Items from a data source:
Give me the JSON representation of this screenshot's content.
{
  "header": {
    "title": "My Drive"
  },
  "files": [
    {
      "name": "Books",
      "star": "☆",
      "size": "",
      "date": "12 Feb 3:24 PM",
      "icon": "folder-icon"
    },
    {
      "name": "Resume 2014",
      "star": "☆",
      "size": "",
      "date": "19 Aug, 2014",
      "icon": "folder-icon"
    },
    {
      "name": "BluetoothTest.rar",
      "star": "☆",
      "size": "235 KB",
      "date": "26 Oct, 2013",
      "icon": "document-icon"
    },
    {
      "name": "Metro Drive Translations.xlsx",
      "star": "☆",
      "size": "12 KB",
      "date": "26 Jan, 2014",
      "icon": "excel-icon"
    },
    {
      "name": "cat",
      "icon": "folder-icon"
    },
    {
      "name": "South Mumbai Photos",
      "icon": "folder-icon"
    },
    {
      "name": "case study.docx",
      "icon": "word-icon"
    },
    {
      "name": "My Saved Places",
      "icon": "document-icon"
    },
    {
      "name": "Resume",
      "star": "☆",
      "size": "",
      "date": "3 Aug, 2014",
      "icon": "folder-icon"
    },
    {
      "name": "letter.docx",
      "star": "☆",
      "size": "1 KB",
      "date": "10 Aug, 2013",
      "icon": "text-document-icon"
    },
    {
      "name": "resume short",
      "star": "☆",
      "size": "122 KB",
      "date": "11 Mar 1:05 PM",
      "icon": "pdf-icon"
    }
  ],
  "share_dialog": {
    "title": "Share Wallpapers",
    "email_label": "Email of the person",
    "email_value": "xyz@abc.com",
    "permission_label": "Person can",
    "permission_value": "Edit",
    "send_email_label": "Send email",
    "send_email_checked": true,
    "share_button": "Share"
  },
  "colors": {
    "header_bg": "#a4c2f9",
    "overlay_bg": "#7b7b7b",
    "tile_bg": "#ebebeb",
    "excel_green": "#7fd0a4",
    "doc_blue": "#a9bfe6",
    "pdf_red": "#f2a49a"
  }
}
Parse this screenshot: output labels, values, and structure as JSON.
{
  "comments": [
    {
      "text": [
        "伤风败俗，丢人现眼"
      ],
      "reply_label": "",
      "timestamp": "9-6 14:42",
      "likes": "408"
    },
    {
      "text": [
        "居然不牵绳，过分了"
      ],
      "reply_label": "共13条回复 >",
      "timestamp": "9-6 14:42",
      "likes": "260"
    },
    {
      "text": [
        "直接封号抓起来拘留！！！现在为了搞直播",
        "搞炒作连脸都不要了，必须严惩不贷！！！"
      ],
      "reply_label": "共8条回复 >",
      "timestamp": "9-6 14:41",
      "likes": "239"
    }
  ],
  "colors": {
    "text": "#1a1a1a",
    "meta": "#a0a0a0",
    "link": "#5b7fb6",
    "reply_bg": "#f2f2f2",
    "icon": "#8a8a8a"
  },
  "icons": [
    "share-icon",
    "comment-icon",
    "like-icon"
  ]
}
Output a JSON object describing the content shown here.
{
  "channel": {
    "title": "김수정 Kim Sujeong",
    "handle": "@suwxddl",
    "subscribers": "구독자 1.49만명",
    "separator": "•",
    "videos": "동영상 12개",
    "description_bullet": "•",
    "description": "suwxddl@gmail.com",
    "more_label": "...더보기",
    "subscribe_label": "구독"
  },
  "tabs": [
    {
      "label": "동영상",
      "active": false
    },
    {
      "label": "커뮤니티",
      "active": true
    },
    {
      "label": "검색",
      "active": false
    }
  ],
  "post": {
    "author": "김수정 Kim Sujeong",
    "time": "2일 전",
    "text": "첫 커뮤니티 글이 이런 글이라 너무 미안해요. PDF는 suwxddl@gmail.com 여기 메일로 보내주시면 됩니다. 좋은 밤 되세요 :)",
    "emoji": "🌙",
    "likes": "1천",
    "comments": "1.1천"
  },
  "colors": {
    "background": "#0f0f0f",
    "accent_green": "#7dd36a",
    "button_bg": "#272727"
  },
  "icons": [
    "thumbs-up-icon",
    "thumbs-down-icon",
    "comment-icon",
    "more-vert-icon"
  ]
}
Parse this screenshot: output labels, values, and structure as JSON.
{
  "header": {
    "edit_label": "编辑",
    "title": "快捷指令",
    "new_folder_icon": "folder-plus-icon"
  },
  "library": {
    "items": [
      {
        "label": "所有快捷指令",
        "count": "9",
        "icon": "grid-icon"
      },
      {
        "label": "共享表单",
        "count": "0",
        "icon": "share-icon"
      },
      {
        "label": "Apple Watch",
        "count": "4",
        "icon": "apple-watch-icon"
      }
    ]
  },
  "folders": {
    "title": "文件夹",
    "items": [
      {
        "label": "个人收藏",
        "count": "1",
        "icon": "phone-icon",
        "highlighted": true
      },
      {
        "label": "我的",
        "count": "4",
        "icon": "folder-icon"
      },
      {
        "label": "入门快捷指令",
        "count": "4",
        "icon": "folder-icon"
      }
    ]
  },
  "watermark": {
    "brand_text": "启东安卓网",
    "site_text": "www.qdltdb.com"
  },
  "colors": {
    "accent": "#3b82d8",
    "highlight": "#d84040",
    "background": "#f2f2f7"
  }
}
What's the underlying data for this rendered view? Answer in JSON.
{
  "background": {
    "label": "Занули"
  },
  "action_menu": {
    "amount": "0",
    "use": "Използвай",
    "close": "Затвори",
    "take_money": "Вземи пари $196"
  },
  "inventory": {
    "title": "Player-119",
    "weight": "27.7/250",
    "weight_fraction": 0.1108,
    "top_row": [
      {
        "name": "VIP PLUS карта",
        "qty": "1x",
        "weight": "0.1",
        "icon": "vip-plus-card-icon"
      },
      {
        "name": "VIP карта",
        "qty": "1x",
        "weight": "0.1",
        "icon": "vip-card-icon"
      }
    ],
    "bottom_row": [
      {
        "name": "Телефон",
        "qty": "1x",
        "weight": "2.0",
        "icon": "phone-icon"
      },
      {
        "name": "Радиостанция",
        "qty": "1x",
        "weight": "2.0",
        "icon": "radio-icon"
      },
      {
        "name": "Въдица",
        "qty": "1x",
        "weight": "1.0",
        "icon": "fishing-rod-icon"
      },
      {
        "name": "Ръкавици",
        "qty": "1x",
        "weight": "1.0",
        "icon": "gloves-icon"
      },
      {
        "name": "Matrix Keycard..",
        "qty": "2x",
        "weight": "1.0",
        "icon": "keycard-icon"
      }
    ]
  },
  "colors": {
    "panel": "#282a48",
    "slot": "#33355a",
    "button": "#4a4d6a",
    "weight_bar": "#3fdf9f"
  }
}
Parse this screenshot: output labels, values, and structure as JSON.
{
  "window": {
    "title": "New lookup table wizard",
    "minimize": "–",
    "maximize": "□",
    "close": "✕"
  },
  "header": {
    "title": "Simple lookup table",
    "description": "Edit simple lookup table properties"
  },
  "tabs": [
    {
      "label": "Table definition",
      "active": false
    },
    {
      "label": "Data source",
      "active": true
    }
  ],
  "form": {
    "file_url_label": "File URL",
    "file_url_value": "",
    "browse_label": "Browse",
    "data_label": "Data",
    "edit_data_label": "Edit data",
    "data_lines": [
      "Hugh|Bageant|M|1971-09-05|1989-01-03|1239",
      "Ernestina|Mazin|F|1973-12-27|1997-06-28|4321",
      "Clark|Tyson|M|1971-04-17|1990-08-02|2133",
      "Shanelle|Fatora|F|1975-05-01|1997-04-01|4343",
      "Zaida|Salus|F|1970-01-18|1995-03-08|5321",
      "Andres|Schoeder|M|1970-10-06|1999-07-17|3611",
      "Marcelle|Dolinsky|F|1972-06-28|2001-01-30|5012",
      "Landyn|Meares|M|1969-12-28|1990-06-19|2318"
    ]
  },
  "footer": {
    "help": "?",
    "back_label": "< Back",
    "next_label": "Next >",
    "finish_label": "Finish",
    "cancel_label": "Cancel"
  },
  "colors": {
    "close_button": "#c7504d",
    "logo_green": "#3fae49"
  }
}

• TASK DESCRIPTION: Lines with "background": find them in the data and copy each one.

• FINAL ANSWER:
    "background": "#0f0f0f",
    "background": "#f2f2f7"
  "background": {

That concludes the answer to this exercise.